Mostly, I’ve just used the kegerator as a fridge for bottled beer.  It’s time to up the game.  Brewing small batches, and bottling them, is useful for bringing them outside in warmer weather.  But, when I brew a 5 gal. batch, it really is easier to keg it in the corny than bottle two-plus cases.  I have a really old bottle capper, probably from the ’30s, and a source for bulk unused, uncrimped caps for about three cents apiece, which is reasonable for a home brewer.

The funniest thing about the corny keg is that when I first got it, used, in really good shape, for a very reasonable price, it still smelled like cola inside.  Yuck!  Well, it has to be cleaned and disinfected between each use, anyway. Continue reading

Eagles or Vikings?

Eagles or Vikings?  I don’t have a dog in this race; I’m a Giants fan.  I don’t hate the Eagles the way I do the Broad St. Bullies, but during the regular season, I’ll only root for them if they’re not playing the Giants.  The Giants sucked the wind right out of the clouds this season, almost as badly as the Browns, so I have to pick another team to root for, post-season.

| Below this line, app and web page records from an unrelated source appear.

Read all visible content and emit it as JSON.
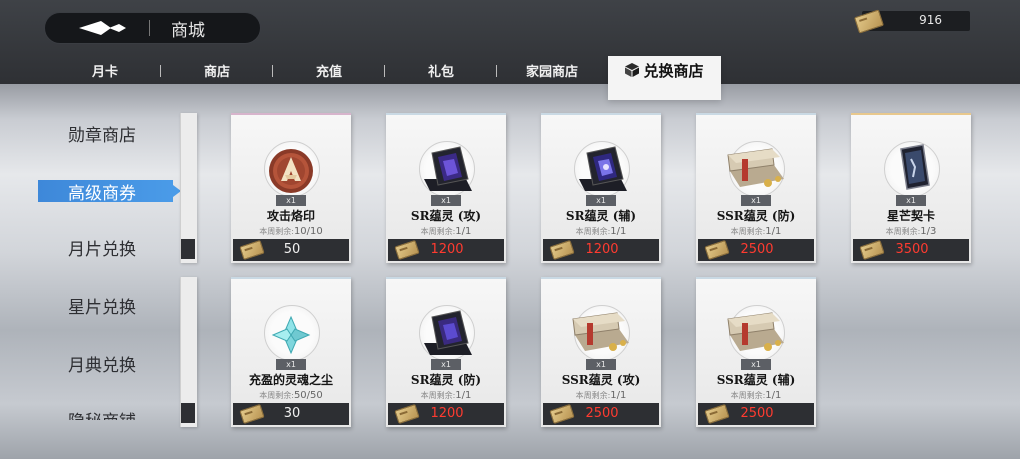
{
  "header": {
    "title": "商城",
    "currency_value": "916"
  },
  "tabs": [
    {
      "label": "月卡",
      "active": false
    },
    {
      "label": "商店",
      "active": false
    },
    {
      "label": "充值",
      "active": false
    },
    {
      "label": "礼包",
      "active": false
    },
    {
      "label": "家园商店",
      "active": false
    },
    {
      "label": "兑换商店",
      "active": true,
      "icon": "cube-icon"
    }
  ],
  "sidebar": {
    "items": [
      {
        "label": "勋章商店",
        "active": false
      },
      {
        "label": "高级商券",
        "active": true
      },
      {
        "label": "月片兑换",
        "active": false
      },
      {
        "label": "星片兑换",
        "active": false
      },
      {
        "label": "月典兑换",
        "active": false
      },
      {
        "label": "隐秘商铺",
        "active": false
      }
    ]
  },
  "items": [
    {
      "name": "攻击烙印",
      "qty": "x1",
      "limit_label": "本周剩余:",
      "limit_value": "10/10",
      "price": "50",
      "affordable": true,
      "icon": "attack-seal-icon"
    },
    {
      "name": "SR蕴灵 (攻)",
      "qty": "x1",
      "limit_label": "本周剩余:",
      "limit_value": "1/1",
      "price": "1200",
      "affordable": false,
      "icon": "card-case-icon"
    },
    {
      "name": "SR蕴灵 (辅)",
      "qty": "x1",
      "limit_label": "本周剩余:",
      "limit_value": "1/1",
      "price": "1200",
      "affordable": false,
      "icon": "card-case-icon"
    },
    {
      "name": "SSR蕴灵 (防)",
      "qty": "x1",
      "limit_label": "本周剩余:",
      "limit_value": "1/1",
      "price": "2500",
      "affordable": false,
      "icon": "treasure-crate-icon"
    },
    {
      "name": "星芒契卡",
      "qty": "x1",
      "limit_label": "本周剩余:",
      "limit_value": "1/3",
      "price": "3500",
      "affordable": false,
      "icon": "star-card-icon"
    },
    {
      "name": "充盈的灵魂之尘",
      "qty": "x1",
      "limit_label": "本周剩余:",
      "limit_value": "50/50",
      "price": "30",
      "affordable": true,
      "icon": "soul-dust-icon"
    },
    {
      "name": "SR蕴灵 (防)",
      "qty": "x1",
      "limit_label": "本周剩余:",
      "limit_value": "1/1",
      "price": "1200",
      "affordable": false,
      "icon": "card-case-icon"
    },
    {
      "name": "SSR蕴灵 (攻)",
      "qty": "x1",
      "limit_label": "本周剩余:",
      "limit_value": "1/1",
      "price": "2500",
      "affordable": false,
      "icon": "treasure-crate-icon"
    },
    {
      "name": "SSR蕴灵 (辅)",
      "qty": "x1",
      "limit_label": "本周剩余:",
      "limit_value": "1/1",
      "price": "2500",
      "affordable": false,
      "icon": "treasure-crate-icon"
    }
  ],
  "colors": {
    "price_unaffordable": "#ff3b30",
    "price_affordable": "#f0f0f0",
    "sidebar_active": "#4a9be8"
  }
}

Half my family still lives in MN; it’s the Vikings for them.  My other half is as ambivalent as I am.  Neither of us cared enough to watch the games during the regular season.  But, if there is some “Hail Mary” play that wins the game, the way the Vikings beat the Saints, we don’t want to miss it.

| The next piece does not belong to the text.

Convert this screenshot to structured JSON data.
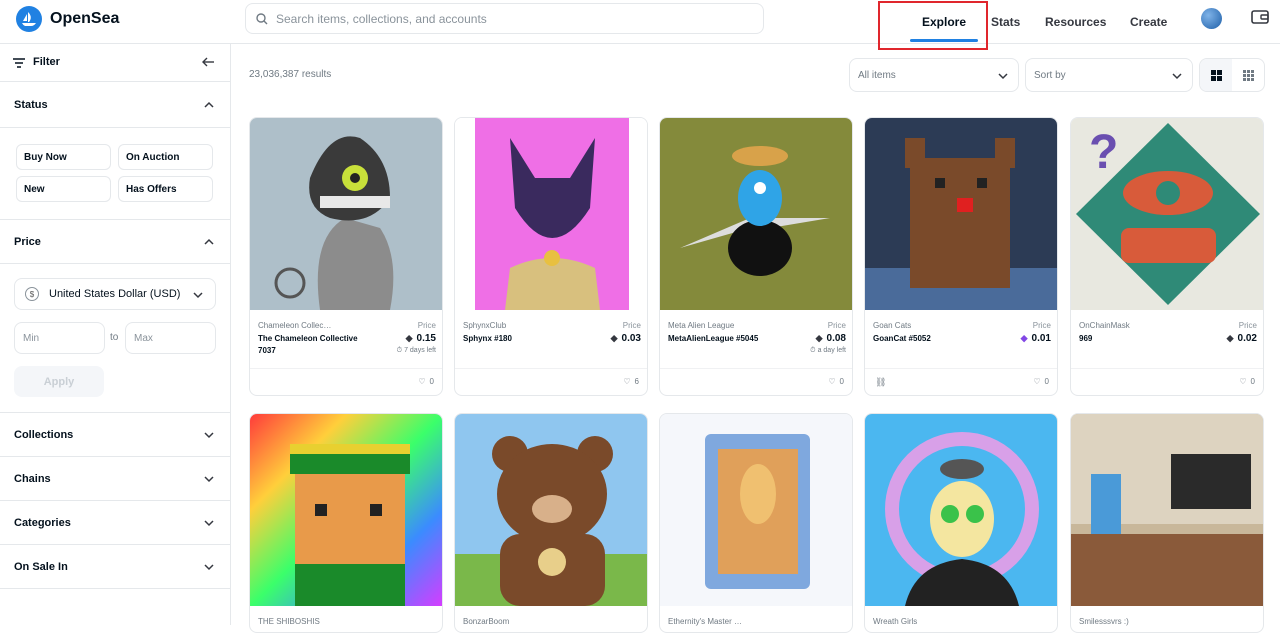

We have the tortilla chips.  All I need to do now to prepare for the game is make the quacamole and queso, just in case it’s a close game instead of a blowout.  If it goes into overtime, we can break into our tin of leftover peppermint bark that I made for Christmas.  Our home brew APA is still fermenting, so, for brewskis, we’ll have to go with Yuengs or Oskars.

G’day, Saturday

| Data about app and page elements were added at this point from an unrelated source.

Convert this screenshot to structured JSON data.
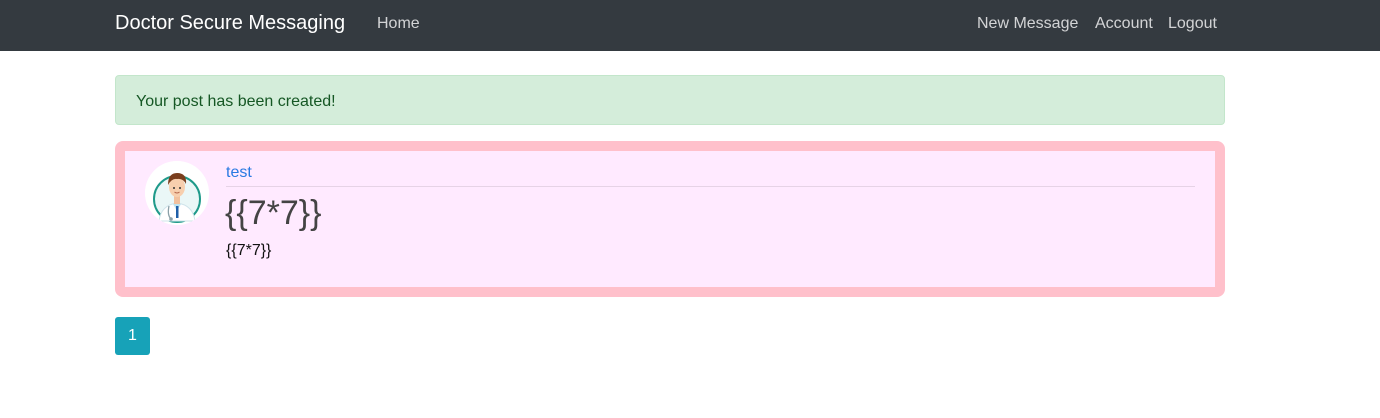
{
  "navbar": {
    "brand": "Doctor Secure Messaging",
    "links": {
      "home": "Home",
      "new_message": "New Message",
      "account": "Account",
      "logout": "Logout"
    }
  },
  "alert": {
    "message": "Your post has been created!"
  },
  "post": {
    "author": "test",
    "title": "{{7*7}}",
    "content": "{{7*7}}",
    "avatar_icon": "doctor-avatar-icon"
  },
  "pagination": {
    "current_page": "1"
  },
  "colors": {
    "navbar_bg": "#343a40",
    "alert_bg": "#d4edda",
    "alert_text": "#155724",
    "post_border": "#ffc0cb",
    "post_bg": "#ffeaff",
    "link": "#2a7ae2",
    "page_button": "#17a2b8"
  }
}
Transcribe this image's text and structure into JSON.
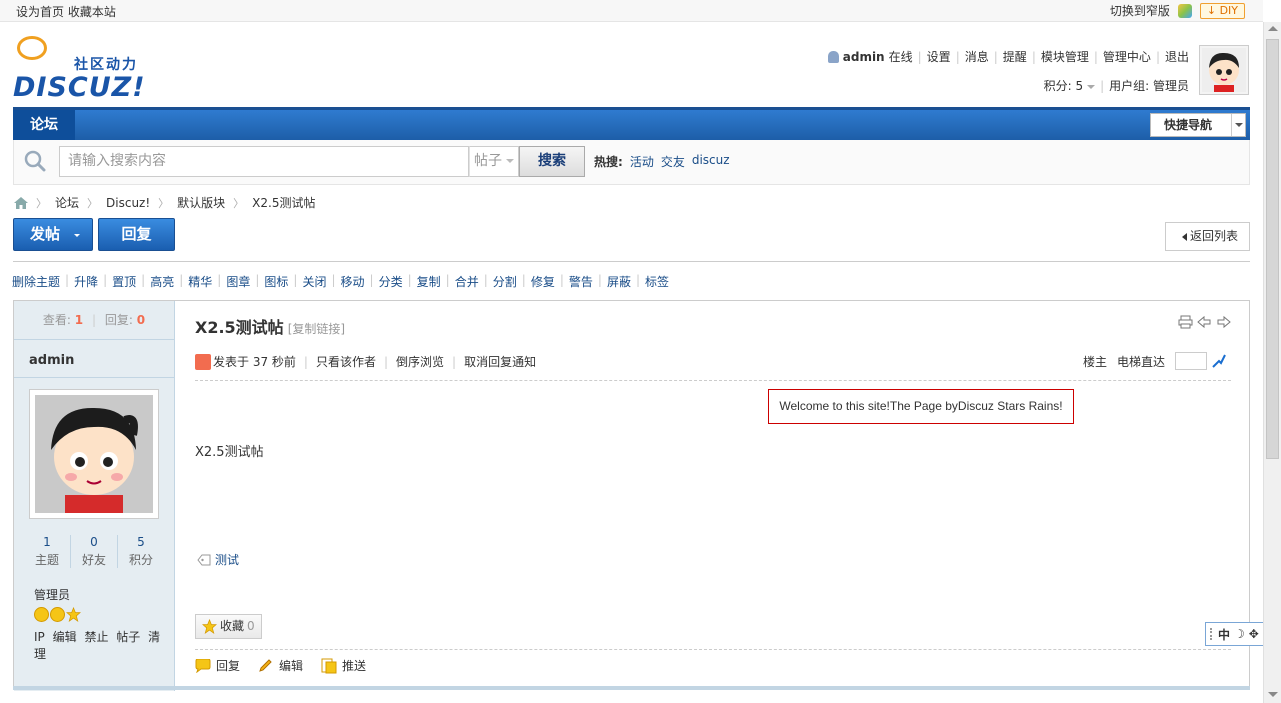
{
  "topbar": {
    "set_home": "设为首页",
    "bookmark": "收藏本站",
    "switch_width": "切换到窄版",
    "diy": "DIY"
  },
  "logo": {
    "brand": "DISCUZ!",
    "slogan": "社区动力"
  },
  "user": {
    "name": "admin",
    "status": "在线",
    "links": [
      "设置",
      "消息",
      "提醒",
      "模块管理",
      "管理中心",
      "退出"
    ],
    "points_label": "积分: 5",
    "group_label": "用户组: 管理员"
  },
  "nav": {
    "tab": "论坛",
    "quick": "快捷导航"
  },
  "search": {
    "placeholder": "请输入搜索内容",
    "type": "帖子",
    "button": "搜索",
    "hot_label": "热搜:",
    "hot": [
      "活动",
      "交友",
      "discuz"
    ]
  },
  "breadcrumb": [
    "论坛",
    "Discuz!",
    "默认版块",
    "X2.5测试帖"
  ],
  "actions": {
    "post": "发帖",
    "reply": "回复",
    "back": "返回列表"
  },
  "modbar": [
    "删除主题",
    "升降",
    "置顶",
    "高亮",
    "精华",
    "图章",
    "图标",
    "关闭",
    "移动",
    "分类",
    "复制",
    "合并",
    "分割",
    "修复",
    "警告",
    "屏蔽",
    "标签"
  ],
  "thread": {
    "views_label": "查看:",
    "views": "1",
    "replies_label": "回复:",
    "replies": "0",
    "title": "X2.5测试帖",
    "copy_link": "[复制链接]",
    "posted": "发表于 37 秒前",
    "only_author": "只看该作者",
    "reverse": "倒序浏览",
    "cancel_notify": "取消回复通知",
    "floor": "楼主",
    "jump": "电梯直达",
    "welcome": "Welcome to this site!The Page byDiscuz Stars Rains!",
    "body": "X2.5测试帖",
    "tag": "测试",
    "fav_label": "收藏",
    "fav_count": "0",
    "post_actions": [
      "回复",
      "编辑",
      "推送"
    ]
  },
  "author": {
    "name": "admin",
    "counts": [
      {
        "n": "1",
        "l": "主题"
      },
      {
        "n": "0",
        "l": "好友"
      },
      {
        "n": "5",
        "l": "积分"
      }
    ],
    "group": "管理员",
    "mod_links": [
      "IP",
      "编辑",
      "禁止",
      "帖子",
      "清理"
    ]
  },
  "ime": {
    "lang": "中"
  }
}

It’s positively balmy outside, sunny, with little snow left on the ground.  A flannel shirt, with no sweater or jacket is sufficient — it must be in the 40s.  Ben started giving me his “what’s that?” bark, so I looked around to see what got his attention.  An older model Porsche was snaking its way down our driveway.

My other half was out chopping wood, in his grungiest old clothes reserved for that, and general barn duty.  The Porsche driver saw him first, and drove down to the barn and wood pile shed.  He stepped out of the car, wearing a pristine Untuckit shirt.  Those are unmistakable because of the length and shape of their hemlines.  No way was this guy not lost.

He knew he was at the wrong farm, and was looking for directions to one which is now a B&B.  He was only about a mile and a half from his destination.  Giving him directions was easy.  What astonished me most was that he didn’t have a GPS.  A car that old wouldn’t have had one built in, with a dashboard display.  Still, I would have expected him to have, say, a Garmin, that he could plug into a cigarette lighter/12 volt plug, or a cell phone that could be used as one.  Sure, a GPS can be a little off, telling you where to turn, but not by a mile and a half, so it was obvious he didn’t have one.

Luxury cars (and sports cars) are very common around here, but nobody from this area drives somethng as impractical as a Porsche.

We’ve had people turn in here before, not knowing they were lost, asking where they should park for our pick-your-own strawberries.  It happens, although their first clue should be that there is no sign out by the road advertising it.

No harm, no foul.  Still, it was an interesting way to start a weekend.